*DATASET RECORDS:*
§
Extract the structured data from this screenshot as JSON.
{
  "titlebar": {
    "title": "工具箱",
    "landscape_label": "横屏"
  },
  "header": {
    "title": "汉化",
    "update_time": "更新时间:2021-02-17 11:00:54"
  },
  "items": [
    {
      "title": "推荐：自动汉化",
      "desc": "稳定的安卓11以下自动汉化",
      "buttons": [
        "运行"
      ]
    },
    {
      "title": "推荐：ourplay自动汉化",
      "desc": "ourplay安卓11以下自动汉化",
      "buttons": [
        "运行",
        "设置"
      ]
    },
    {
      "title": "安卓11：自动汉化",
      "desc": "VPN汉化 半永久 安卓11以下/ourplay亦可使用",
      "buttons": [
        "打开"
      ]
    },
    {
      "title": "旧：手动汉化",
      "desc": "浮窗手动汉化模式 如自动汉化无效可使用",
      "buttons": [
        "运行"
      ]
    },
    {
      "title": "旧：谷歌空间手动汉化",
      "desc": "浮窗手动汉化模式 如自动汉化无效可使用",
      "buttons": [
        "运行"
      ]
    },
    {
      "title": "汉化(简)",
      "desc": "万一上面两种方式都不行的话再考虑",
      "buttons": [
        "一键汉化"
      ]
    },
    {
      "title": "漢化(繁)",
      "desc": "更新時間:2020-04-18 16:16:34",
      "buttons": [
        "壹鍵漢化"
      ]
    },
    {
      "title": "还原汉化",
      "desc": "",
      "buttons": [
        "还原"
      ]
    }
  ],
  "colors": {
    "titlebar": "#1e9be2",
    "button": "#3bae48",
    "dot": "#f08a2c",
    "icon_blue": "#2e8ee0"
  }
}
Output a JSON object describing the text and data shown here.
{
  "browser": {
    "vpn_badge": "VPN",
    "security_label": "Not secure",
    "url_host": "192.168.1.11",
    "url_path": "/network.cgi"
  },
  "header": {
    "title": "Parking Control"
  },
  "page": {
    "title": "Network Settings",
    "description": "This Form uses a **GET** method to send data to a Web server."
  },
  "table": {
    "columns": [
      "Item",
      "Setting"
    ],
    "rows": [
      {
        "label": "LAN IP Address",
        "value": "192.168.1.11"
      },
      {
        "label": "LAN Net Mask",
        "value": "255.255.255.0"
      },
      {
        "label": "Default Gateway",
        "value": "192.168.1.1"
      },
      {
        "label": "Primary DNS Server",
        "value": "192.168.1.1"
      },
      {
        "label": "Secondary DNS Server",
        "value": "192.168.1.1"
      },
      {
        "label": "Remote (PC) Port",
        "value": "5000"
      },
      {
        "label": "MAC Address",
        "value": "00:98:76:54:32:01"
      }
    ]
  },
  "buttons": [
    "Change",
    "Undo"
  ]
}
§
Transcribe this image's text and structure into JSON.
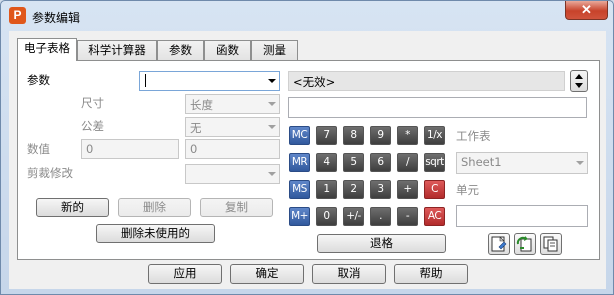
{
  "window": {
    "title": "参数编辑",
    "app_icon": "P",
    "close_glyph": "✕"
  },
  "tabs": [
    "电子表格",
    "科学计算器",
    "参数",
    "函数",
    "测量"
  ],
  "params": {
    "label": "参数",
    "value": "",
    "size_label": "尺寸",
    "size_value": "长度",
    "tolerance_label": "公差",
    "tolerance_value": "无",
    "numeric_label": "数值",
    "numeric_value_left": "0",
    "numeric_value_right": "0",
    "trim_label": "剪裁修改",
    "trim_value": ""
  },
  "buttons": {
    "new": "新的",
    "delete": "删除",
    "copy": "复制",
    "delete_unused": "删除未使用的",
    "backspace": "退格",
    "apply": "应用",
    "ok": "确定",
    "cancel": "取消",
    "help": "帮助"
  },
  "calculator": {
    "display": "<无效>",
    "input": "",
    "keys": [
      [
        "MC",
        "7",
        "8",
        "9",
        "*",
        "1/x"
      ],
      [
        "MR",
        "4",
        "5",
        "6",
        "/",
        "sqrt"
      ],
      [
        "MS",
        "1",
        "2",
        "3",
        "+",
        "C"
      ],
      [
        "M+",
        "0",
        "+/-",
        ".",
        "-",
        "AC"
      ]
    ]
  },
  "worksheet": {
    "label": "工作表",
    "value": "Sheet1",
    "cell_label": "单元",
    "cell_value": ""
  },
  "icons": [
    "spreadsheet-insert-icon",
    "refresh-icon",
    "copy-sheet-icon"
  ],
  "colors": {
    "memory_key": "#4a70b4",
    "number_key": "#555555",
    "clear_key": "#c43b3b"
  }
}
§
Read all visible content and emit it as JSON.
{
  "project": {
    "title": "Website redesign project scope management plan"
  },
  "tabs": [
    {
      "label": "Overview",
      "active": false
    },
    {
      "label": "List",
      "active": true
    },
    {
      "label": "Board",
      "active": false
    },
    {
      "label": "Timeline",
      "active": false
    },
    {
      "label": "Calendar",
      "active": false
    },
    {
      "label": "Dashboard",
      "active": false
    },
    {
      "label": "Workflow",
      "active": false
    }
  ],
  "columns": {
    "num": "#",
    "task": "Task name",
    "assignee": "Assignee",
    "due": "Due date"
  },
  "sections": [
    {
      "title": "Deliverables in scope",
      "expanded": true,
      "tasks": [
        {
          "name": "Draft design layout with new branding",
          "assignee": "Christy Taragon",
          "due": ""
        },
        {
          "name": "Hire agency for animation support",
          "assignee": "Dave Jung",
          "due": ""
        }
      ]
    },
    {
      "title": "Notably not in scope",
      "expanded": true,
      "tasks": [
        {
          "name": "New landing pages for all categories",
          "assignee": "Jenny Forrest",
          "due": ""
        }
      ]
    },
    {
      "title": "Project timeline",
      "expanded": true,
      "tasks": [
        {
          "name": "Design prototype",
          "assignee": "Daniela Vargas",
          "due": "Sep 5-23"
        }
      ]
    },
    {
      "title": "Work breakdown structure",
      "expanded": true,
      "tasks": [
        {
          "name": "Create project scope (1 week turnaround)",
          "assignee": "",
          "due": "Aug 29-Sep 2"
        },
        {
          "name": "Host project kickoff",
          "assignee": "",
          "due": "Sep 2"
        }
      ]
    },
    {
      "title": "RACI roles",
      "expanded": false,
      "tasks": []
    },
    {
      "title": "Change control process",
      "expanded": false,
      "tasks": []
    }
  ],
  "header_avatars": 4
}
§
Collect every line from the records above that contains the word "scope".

    "title": "Website redesign project scope management plan"
      "title": "Deliverables in scope",
      "title": "Notably not in scope",
          "name": "Create project scope (1 week turnaround)",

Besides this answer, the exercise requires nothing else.